→ **REQUIRED WORK**: Write the entries below out again in full. Match every character.

→ **SOURCE DATA**:
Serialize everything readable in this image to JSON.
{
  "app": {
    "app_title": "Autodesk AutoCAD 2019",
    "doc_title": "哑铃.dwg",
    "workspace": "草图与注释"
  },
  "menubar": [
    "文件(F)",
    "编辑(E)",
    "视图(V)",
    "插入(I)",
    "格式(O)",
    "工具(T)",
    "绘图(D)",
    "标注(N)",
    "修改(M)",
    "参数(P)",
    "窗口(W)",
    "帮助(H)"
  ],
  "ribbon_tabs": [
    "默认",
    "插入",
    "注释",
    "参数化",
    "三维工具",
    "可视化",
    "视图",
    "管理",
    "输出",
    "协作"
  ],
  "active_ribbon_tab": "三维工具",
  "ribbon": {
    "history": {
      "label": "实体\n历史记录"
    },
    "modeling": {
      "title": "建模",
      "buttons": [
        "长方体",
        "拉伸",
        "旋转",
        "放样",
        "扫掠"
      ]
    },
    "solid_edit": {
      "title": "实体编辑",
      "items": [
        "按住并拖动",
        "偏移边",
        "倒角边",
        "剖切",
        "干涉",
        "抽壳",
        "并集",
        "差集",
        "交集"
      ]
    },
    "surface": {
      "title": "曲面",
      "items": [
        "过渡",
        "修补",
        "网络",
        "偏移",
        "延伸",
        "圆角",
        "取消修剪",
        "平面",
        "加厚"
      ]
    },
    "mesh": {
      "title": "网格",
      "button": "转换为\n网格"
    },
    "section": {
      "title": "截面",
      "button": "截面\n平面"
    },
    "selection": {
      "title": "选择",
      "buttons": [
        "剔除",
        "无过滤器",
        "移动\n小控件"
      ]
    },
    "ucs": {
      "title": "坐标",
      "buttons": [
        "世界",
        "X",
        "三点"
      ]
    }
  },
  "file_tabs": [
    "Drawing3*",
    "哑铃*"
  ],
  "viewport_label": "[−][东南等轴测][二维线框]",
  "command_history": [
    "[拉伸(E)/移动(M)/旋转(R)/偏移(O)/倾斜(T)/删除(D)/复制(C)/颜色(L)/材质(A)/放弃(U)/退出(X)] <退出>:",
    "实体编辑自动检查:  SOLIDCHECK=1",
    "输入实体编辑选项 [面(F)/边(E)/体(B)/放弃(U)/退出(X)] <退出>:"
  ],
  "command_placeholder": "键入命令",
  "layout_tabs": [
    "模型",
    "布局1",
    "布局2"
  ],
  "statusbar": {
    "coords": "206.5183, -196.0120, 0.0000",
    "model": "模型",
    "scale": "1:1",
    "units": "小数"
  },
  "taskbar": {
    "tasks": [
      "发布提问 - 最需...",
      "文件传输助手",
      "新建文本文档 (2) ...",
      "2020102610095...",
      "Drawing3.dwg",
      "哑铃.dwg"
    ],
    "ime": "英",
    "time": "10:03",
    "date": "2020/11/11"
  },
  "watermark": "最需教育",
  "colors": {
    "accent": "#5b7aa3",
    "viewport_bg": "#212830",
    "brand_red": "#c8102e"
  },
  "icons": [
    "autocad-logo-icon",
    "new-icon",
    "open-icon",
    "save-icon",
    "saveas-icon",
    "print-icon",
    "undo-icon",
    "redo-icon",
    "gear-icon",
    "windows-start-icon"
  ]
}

→ **EXERCISE ANSWER**:
Serialize everything readable in this image to JSON.
{
  "app": {
    "app_title": "Autodesk AutoCAD 2019",
    "doc_title": "哑铃.dwg",
    "workspace": "草图与注释"
  },
  "menubar": [
    "文件(F)",
    "编辑(E)",
    "视图(V)",
    "插入(I)",
    "格式(O)",
    "工具(T)",
    "绘图(D)",
    "标注(N)",
    "修改(M)",
    "参数(P)",
    "窗口(W)",
    "帮助(H)"
  ],
  "ribbon_tabs": [
    "默认",
    "插入",
    "注释",
    "参数化",
    "三维工具",
    "可视化",
    "视图",
    "管理",
    "输出",
    "协作"
  ],
  "active_ribbon_tab": "三维工具",
  "ribbon": {
    "history": {
      "label": "实体\n历史记录"
    },
    "modeling": {
      "title": "建模",
      "buttons": [
        "长方体",
        "拉伸",
        "旋转",
        "放样",
        "扫掠"
      ]
    },
    "solid_edit": {
      "title": "实体编辑",
      "items": [
        "按住并拖动",
        "偏移边",
        "倒角边",
        "剖切",
        "干涉",
        "抽壳",
        "并集",
        "差集",
        "交集"
      ]
    },
    "surface": {
      "title": "曲面",
      "items": [
        "过渡",
        "修补",
        "网络",
        "偏移",
        "延伸",
        "圆角",
        "取消修剪",
        "平面",
        "加厚"
      ]
    },
    "mesh": {
      "title": "网格",
      "button": "转换为\n网格"
    },
    "section": {
      "title": "截面",
      "button": "截面\n平面"
    },
    "selection": {
      "title": "选择",
      "buttons": [
        "剔除",
        "无过滤器",
        "移动\n小控件"
      ]
    },
    "ucs": {
      "title": "坐标",
      "buttons": [
        "世界",
        "X",
        "三点"
      ]
    }
  },
  "file_tabs": [
    "Drawing3*",
    "哑铃*"
  ],
  "viewport_label": "[−][东南等轴测][二维线框]",
  "command_history": [
    "[拉伸(E)/移动(M)/旋转(R)/偏移(O)/倾斜(T)/删除(D)/复制(C)/颜色(L)/材质(A)/放弃(U)/退出(X)] <退出>:",
    "实体编辑自动检查:  SOLIDCHECK=1",
    "输入实体编辑选项 [面(F)/边(E)/体(B)/放弃(U)/退出(X)] <退出>:"
  ],
  "command_placeholder": "键入命令",
  "layout_tabs": [
    "模型",
    "布局1",
    "布局2"
  ],
  "statusbar": {
    "coords": "206.5183, -196.0120, 0.0000",
    "model": "模型",
    "scale": "1:1",
    "units": "小数"
  },
  "taskbar": {
    "tasks": [
      "发布提问 - 最需...",
      "文件传输助手",
      "新建文本文档 (2) ...",
      "2020102610095...",
      "Drawing3.dwg",
      "哑铃.dwg"
    ],
    "ime": "英",
    "time": "10:03",
    "date": "2020/11/11"
  },
  "watermark": "最需教育",
  "colors": {
    "accent": "#5b7aa3",
    "viewport_bg": "#212830",
    "brand_red": "#c8102e"
  },
  "icons": [
    "autocad-logo-icon",
    "new-icon",
    "open-icon",
    "save-icon",
    "saveas-icon",
    "print-icon",
    "undo-icon",
    "redo-icon",
    "gear-icon",
    "windows-start-icon"
  ]
}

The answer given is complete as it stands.